(Data records for software interfaces)
* * *
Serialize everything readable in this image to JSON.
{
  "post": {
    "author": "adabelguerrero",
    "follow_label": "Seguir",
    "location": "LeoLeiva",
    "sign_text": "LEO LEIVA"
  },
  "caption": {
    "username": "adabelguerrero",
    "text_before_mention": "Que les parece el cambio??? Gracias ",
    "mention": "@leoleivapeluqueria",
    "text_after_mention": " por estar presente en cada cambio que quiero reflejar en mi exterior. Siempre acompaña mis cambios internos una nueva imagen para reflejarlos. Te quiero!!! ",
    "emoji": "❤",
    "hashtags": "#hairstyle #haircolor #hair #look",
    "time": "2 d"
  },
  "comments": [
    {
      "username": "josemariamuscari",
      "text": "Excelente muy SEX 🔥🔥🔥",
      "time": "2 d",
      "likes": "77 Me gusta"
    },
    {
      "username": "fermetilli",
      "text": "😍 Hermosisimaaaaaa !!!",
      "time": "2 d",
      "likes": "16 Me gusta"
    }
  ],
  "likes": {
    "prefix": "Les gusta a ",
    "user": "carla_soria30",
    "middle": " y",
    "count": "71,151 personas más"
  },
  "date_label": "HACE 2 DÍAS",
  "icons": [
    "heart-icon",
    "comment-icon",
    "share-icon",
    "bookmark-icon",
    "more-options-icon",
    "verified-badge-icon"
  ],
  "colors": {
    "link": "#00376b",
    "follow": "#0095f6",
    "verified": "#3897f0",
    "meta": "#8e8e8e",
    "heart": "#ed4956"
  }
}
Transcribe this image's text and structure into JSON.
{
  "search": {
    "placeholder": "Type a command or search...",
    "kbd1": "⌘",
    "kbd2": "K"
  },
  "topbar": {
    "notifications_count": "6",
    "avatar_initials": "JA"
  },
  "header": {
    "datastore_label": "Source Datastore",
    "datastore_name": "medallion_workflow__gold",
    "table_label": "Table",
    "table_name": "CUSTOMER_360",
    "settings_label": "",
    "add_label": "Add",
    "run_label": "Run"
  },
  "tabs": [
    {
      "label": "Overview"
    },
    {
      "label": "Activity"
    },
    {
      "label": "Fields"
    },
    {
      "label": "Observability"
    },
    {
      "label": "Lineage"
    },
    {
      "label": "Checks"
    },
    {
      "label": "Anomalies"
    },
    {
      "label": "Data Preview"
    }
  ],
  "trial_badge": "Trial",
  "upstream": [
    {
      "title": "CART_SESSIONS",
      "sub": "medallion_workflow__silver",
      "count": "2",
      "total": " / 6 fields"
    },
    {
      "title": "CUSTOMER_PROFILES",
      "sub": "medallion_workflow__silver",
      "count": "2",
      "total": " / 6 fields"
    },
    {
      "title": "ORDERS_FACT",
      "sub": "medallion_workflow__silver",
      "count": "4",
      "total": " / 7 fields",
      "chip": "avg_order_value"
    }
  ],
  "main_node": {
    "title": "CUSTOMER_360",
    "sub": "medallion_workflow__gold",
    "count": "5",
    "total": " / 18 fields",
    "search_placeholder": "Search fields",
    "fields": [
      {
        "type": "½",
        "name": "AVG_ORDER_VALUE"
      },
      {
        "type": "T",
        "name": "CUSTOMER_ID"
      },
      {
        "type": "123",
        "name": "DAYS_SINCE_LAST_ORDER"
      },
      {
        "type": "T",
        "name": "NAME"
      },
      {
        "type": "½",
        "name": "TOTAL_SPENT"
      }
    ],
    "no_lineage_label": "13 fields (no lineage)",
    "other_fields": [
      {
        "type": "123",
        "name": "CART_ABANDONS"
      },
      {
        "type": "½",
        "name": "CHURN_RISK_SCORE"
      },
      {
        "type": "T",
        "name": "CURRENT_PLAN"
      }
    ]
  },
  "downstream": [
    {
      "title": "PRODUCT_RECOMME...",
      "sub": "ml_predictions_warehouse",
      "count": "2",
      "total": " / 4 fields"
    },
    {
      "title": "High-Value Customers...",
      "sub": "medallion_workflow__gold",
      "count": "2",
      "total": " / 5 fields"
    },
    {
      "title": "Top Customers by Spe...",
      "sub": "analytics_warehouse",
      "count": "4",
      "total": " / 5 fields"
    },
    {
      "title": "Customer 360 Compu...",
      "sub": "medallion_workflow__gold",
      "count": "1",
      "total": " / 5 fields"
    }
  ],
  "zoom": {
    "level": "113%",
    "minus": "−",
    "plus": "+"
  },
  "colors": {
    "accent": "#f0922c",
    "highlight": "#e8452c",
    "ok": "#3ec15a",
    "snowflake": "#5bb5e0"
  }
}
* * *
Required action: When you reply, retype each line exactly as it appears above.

Answer box:
Serialize everything readable in this image to JSON.
{
  "post": {
    "author": "adabelguerrero",
    "follow_label": "Seguir",
    "location": "LeoLeiva",
    "sign_text": "LEO LEIVA"
  },
  "caption": {
    "username": "adabelguerrero",
    "text_before_mention": "Que les parece el cambio??? Gracias ",
    "mention": "@leoleivapeluqueria",
    "text_after_mention": " por estar presente en cada cambio que quiero reflejar en mi exterior. Siempre acompaña mis cambios internos una nueva imagen para reflejarlos. Te quiero!!! ",
    "emoji": "❤",
    "hashtags": "#hairstyle #haircolor #hair #look",
    "time": "2 d"
  },
  "comments": [
    {
      "username": "josemariamuscari",
      "text": "Excelente muy SEX 🔥🔥🔥",
      "time": "2 d",
      "likes": "77 Me gusta"
    },
    {
      "username": "fermetilli",
      "text": "😍 Hermosisimaaaaaa !!!",
      "time": "2 d",
      "likes": "16 Me gusta"
    }
  ],
  "likes": {
    "prefix": "Les gusta a ",
    "user": "carla_soria30",
    "middle": " y",
    "count": "71,151 personas más"
  },
  "date_label": "HACE 2 DÍAS",
  "icons": [
    "heart-icon",
    "comment-icon",
    "share-icon",
    "bookmark-icon",
    "more-options-icon",
    "verified-badge-icon"
  ],
  "colors": {
    "link": "#00376b",
    "follow": "#0095f6",
    "verified": "#3897f0",
    "meta": "#8e8e8e",
    "heart": "#ed4956"
  }
}
Transcribe this image's text and structure into JSON.
{
  "search": {
    "placeholder": "Type a command or search...",
    "kbd1": "⌘",
    "kbd2": "K"
  },
  "topbar": {
    "notifications_count": "6",
    "avatar_initials": "JA"
  },
  "header": {
    "datastore_label": "Source Datastore",
    "datastore_name": "medallion_workflow__gold",
    "table_label": "Table",
    "table_name": "CUSTOMER_360",
    "settings_label": "",
    "add_label": "Add",
    "run_label": "Run"
  },
  "tabs": [
    {
      "label": "Overview"
    },
    {
      "label": "Activity"
    },
    {
      "label": "Fields"
    },
    {
      "label": "Observability"
    },
    {
      "label": "Lineage"
    },
    {
      "label": "Checks"
    },
    {
      "label": "Anomalies"
    },
    {
      "label": "Data Preview"
    }
  ],
  "trial_badge": "Trial",
  "upstream": [
    {
      "title": "CART_SESSIONS",
      "sub": "medallion_workflow__silver",
      "count": "2",
      "total": " / 6 fields"
    },
    {
      "title": "CUSTOMER_PROFILES",
      "sub": "medallion_workflow__silver",
      "count": "2",
      "total": " / 6 fields"
    },
    {
      "title": "ORDERS_FACT",
      "sub": "medallion_workflow__silver",
      "count": "4",
      "total": " / 7 fields",
      "chip": "avg_order_value"
    }
  ],
  "main_node": {
    "title": "CUSTOMER_360",
    "sub": "medallion_workflow__gold",
    "count": "5",
    "total": " / 18 fields",
    "search_placeholder": "Search fields",
    "fields": [
      {
        "type": "½",
        "name": "AVG_ORDER_VALUE"
      },
      {
        "type": "T",
        "name": "CUSTOMER_ID"
      },
      {
        "type": "123",
        "name": "DAYS_SINCE_LAST_ORDER"
      },
      {
        "type": "T",
        "name": "NAME"
      },
      {
        "type": "½",
        "name": "TOTAL_SPENT"
      }
    ],
    "no_lineage_label": "13 fields (no lineage)",
    "other_fields": [
      {
        "type": "123",
        "name": "CART_ABANDONS"
      },
      {
        "type": "½",
        "name": "CHURN_RISK_SCORE"
      },
      {
        "type": "T",
        "name": "CURRENT_PLAN"
      }
    ]
  },
  "downstream": [
    {
      "title": "PRODUCT_RECOMME...",
      "sub": "ml_predictions_warehouse",
      "count": "2",
      "total": " / 4 fields"
    },
    {
      "title": "High-Value Customers...",
      "sub": "medallion_workflow__gold",
      "count": "2",
      "total": " / 5 fields"
    },
    {
      "title": "Top Customers by Spe...",
      "sub": "analytics_warehouse",
      "count": "4",
      "total": " / 5 fields"
    },
    {
      "title": "Customer 360 Compu...",
      "sub": "medallion_workflow__gold",
      "count": "1",
      "total": " / 5 fields"
    }
  ],
  "zoom": {
    "level": "113%",
    "minus": "−",
    "plus": "+"
  },
  "colors": {
    "accent": "#f0922c",
    "highlight": "#e8452c",
    "ok": "#3ec15a",
    "snowflake": "#5bb5e0"
  }
}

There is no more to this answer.